*Action item*.
Within the listing below, tally the lines where the word "watermark" appears, and answer with nothing but the tally.

*Input material*.
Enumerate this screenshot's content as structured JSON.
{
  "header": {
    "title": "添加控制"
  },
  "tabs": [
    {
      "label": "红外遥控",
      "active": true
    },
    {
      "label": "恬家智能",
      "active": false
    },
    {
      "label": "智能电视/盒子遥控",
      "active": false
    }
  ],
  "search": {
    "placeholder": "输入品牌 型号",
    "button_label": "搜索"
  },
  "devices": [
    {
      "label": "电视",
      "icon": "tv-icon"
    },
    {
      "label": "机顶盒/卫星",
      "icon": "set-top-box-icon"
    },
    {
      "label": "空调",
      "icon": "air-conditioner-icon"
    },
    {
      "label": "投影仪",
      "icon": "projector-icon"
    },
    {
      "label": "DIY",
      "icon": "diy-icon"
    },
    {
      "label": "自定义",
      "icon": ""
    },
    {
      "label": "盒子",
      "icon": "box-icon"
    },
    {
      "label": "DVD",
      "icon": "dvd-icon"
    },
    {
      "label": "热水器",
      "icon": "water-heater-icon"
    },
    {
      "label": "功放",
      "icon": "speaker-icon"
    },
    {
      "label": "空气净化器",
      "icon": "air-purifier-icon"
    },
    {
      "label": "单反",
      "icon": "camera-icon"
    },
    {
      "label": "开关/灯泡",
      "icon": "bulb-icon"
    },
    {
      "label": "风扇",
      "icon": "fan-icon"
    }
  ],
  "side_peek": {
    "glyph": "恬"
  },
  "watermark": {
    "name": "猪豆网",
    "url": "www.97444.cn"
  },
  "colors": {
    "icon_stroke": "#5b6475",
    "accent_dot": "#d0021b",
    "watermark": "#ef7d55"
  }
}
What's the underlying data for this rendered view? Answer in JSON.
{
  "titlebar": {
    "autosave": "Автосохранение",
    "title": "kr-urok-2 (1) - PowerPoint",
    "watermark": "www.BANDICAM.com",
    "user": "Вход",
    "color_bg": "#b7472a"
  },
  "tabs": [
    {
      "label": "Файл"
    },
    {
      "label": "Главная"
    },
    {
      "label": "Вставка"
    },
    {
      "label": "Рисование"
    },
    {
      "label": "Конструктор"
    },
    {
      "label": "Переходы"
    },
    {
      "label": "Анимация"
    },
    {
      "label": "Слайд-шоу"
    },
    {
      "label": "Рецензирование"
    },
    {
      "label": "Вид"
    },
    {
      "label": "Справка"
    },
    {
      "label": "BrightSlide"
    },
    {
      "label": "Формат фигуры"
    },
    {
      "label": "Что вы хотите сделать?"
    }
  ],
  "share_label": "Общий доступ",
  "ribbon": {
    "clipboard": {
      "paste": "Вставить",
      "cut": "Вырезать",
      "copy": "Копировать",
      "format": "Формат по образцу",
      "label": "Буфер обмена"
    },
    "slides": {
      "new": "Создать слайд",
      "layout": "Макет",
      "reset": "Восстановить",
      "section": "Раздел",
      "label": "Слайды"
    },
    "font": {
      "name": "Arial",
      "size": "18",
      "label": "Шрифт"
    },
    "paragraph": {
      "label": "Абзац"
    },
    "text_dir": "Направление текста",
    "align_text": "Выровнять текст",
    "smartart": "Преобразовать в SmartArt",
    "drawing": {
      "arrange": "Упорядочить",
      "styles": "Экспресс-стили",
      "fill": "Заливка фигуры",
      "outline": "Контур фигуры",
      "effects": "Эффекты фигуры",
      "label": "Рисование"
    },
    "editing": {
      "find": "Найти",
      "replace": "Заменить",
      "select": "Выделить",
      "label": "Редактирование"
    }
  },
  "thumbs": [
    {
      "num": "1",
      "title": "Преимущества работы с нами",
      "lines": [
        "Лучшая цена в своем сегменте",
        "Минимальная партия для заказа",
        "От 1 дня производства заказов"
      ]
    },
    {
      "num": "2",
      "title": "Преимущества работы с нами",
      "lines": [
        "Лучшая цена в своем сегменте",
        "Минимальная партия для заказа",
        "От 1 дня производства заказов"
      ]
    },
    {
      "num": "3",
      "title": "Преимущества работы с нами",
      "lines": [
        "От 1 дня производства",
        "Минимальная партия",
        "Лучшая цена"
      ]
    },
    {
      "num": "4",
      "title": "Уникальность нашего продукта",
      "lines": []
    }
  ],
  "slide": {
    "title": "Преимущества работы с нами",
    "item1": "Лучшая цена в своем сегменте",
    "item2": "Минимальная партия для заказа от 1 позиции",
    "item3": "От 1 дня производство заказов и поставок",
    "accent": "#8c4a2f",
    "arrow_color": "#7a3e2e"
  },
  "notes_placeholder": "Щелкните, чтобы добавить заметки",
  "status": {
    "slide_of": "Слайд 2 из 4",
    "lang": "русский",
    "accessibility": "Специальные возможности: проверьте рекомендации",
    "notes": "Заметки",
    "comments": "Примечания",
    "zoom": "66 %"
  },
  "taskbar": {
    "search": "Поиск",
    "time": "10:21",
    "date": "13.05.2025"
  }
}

*Written reply*.
3